WORK INSTRUCTIONS: Search the records below for the word "Leather". Copy each line where it occurs.

GIVEN ENTRIES:
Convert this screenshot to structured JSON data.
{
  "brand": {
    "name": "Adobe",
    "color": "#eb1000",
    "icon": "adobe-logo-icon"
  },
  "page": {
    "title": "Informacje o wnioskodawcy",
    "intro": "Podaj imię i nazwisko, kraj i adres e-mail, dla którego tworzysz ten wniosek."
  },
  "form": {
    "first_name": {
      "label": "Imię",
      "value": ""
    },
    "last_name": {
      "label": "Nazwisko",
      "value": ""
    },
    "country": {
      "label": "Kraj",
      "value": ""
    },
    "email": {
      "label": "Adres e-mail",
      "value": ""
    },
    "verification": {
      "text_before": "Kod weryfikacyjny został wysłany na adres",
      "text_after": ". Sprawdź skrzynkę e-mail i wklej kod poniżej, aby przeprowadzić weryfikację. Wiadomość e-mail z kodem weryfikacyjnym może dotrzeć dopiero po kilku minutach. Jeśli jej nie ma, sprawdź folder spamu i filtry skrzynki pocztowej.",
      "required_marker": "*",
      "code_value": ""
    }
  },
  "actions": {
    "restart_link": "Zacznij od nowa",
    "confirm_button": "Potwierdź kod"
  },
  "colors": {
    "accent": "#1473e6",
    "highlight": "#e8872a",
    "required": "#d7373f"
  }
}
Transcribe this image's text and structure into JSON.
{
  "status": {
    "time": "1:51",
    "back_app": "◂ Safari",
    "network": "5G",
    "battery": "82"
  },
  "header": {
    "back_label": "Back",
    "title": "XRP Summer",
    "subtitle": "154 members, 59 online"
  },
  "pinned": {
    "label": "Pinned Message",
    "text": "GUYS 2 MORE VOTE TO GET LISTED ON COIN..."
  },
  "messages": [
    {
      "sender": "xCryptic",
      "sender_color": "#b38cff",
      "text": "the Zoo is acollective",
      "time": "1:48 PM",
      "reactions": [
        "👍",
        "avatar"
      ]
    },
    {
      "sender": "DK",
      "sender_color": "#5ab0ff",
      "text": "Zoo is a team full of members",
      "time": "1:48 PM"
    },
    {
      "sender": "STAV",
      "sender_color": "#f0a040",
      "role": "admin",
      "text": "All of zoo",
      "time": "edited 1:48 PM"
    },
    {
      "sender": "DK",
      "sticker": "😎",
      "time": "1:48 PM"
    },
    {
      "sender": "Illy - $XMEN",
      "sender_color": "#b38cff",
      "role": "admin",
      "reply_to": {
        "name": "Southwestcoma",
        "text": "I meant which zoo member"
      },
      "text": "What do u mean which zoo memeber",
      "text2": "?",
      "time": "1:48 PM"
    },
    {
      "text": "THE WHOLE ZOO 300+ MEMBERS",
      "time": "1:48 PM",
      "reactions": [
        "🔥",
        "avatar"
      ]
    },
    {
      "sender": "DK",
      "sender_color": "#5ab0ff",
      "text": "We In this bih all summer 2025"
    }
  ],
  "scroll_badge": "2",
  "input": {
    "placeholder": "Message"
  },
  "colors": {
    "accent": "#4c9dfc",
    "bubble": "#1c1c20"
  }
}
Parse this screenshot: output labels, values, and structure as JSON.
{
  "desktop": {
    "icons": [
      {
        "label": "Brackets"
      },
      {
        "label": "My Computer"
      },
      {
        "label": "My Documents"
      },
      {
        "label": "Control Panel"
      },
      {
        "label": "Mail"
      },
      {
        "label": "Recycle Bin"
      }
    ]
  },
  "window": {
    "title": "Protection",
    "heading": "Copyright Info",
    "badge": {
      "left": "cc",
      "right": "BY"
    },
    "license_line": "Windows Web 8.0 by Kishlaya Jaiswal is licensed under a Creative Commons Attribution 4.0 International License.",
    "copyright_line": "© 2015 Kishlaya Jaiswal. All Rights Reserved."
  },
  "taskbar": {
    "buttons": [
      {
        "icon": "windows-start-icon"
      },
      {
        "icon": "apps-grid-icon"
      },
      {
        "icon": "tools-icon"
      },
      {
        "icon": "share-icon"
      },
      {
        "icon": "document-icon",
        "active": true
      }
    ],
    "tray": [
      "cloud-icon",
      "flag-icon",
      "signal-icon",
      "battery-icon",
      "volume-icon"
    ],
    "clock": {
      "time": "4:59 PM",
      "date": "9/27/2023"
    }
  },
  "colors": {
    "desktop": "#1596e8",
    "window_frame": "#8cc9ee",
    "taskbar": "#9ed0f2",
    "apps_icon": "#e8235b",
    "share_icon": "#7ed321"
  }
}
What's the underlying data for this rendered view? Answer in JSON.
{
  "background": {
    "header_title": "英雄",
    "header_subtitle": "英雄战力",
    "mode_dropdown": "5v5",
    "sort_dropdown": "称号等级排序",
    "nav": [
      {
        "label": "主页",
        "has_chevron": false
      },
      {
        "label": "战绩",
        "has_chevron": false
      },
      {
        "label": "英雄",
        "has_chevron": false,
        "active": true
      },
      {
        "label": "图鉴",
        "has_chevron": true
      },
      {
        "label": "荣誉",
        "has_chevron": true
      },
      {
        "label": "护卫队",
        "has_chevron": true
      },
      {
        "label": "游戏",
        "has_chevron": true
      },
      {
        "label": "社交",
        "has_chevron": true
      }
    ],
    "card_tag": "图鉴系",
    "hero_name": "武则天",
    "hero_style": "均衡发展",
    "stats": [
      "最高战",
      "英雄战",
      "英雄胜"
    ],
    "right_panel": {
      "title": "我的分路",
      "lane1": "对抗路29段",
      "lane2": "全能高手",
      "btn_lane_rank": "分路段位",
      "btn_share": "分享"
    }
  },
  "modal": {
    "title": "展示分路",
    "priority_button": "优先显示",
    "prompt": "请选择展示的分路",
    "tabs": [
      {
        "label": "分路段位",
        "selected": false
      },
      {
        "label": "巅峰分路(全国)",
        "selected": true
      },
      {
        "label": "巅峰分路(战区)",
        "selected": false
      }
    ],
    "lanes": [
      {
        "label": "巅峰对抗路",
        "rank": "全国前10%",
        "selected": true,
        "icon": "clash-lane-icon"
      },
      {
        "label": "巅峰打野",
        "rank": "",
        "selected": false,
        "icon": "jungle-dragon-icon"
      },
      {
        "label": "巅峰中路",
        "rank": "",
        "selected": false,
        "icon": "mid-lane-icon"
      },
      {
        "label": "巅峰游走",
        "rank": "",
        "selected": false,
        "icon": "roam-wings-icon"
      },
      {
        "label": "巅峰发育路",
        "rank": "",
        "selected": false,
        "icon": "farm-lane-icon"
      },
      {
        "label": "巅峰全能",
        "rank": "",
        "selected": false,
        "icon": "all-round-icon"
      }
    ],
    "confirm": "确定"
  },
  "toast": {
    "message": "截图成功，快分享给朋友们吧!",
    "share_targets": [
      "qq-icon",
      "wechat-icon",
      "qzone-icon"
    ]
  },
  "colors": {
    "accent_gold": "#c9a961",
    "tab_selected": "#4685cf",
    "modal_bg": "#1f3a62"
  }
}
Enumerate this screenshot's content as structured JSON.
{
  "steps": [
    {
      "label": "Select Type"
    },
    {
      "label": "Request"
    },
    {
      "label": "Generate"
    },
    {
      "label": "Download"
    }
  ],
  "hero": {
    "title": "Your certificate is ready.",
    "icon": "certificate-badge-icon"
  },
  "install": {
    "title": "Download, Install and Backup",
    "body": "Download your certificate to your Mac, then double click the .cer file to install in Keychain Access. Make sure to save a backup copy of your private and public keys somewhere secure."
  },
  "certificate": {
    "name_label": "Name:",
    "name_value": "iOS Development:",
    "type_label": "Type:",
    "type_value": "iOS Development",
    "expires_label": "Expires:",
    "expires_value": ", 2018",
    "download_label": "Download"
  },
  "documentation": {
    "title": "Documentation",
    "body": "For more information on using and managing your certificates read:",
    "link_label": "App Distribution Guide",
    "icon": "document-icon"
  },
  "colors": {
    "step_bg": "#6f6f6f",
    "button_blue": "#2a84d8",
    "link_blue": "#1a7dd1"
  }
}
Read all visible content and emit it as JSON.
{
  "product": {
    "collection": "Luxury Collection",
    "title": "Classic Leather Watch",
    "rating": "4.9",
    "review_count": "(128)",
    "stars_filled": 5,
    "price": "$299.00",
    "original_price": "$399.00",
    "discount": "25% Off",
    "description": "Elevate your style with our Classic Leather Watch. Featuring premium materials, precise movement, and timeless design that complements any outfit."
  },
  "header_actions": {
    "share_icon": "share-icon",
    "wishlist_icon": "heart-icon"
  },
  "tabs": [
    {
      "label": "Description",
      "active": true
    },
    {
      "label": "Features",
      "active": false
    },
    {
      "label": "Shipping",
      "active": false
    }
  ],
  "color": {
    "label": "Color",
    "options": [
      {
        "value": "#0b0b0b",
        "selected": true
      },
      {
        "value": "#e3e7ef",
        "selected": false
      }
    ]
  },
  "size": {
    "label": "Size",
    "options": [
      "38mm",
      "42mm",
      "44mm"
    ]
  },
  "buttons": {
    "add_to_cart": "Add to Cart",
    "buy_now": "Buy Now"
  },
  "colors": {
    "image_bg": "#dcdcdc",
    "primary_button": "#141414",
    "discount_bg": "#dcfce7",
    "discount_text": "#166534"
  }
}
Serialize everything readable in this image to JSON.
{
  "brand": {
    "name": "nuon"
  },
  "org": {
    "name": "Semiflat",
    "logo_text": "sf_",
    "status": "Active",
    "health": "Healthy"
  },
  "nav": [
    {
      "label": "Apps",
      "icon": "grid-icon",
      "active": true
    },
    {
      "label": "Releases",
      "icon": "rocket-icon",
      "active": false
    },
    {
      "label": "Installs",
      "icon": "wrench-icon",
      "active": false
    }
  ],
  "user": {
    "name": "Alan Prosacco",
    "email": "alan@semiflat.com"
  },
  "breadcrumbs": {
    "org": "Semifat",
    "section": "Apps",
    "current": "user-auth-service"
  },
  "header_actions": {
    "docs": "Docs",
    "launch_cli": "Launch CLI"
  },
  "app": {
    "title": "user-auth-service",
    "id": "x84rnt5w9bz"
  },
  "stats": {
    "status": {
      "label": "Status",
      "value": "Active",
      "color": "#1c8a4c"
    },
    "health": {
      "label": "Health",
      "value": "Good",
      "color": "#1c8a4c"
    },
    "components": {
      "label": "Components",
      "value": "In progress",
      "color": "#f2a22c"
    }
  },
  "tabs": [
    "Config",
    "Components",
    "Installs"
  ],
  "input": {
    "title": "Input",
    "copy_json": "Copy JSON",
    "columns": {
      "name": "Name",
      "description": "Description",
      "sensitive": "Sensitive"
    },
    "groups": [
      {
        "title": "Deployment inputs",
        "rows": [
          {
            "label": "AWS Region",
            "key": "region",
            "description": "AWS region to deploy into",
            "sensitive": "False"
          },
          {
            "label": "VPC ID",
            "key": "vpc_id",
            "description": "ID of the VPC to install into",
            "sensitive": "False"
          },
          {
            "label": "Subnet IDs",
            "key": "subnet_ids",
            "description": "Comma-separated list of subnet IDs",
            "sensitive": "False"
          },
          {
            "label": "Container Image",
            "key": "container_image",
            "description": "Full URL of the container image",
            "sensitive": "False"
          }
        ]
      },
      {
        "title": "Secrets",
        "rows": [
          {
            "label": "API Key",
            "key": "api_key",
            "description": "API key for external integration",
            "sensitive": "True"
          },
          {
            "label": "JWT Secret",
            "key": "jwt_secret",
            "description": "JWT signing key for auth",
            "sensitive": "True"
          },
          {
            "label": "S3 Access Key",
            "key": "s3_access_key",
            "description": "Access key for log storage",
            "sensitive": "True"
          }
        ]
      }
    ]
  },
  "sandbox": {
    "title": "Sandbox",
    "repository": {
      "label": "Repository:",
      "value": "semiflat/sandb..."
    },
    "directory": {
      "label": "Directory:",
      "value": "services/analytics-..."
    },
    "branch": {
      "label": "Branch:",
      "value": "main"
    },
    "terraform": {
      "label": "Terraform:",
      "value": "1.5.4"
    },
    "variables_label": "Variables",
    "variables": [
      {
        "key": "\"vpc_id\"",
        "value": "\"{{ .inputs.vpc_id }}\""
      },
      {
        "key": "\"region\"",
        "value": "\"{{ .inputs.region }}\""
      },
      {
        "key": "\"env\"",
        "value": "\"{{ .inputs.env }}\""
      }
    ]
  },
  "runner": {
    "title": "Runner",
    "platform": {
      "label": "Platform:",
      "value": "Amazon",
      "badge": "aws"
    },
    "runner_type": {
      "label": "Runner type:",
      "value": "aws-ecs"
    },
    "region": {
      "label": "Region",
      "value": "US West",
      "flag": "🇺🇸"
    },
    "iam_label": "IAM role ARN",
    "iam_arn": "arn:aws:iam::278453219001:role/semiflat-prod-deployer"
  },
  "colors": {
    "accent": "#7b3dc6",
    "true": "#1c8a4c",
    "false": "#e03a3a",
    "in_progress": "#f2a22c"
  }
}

OUTPUT FOR THIS TASK:
    "title": "Classic Leather Watch",
    "description": "Elevate your style with our Classic Leather Watch. Featuring premium materials, precise movement, and timeless design that complements any outfit."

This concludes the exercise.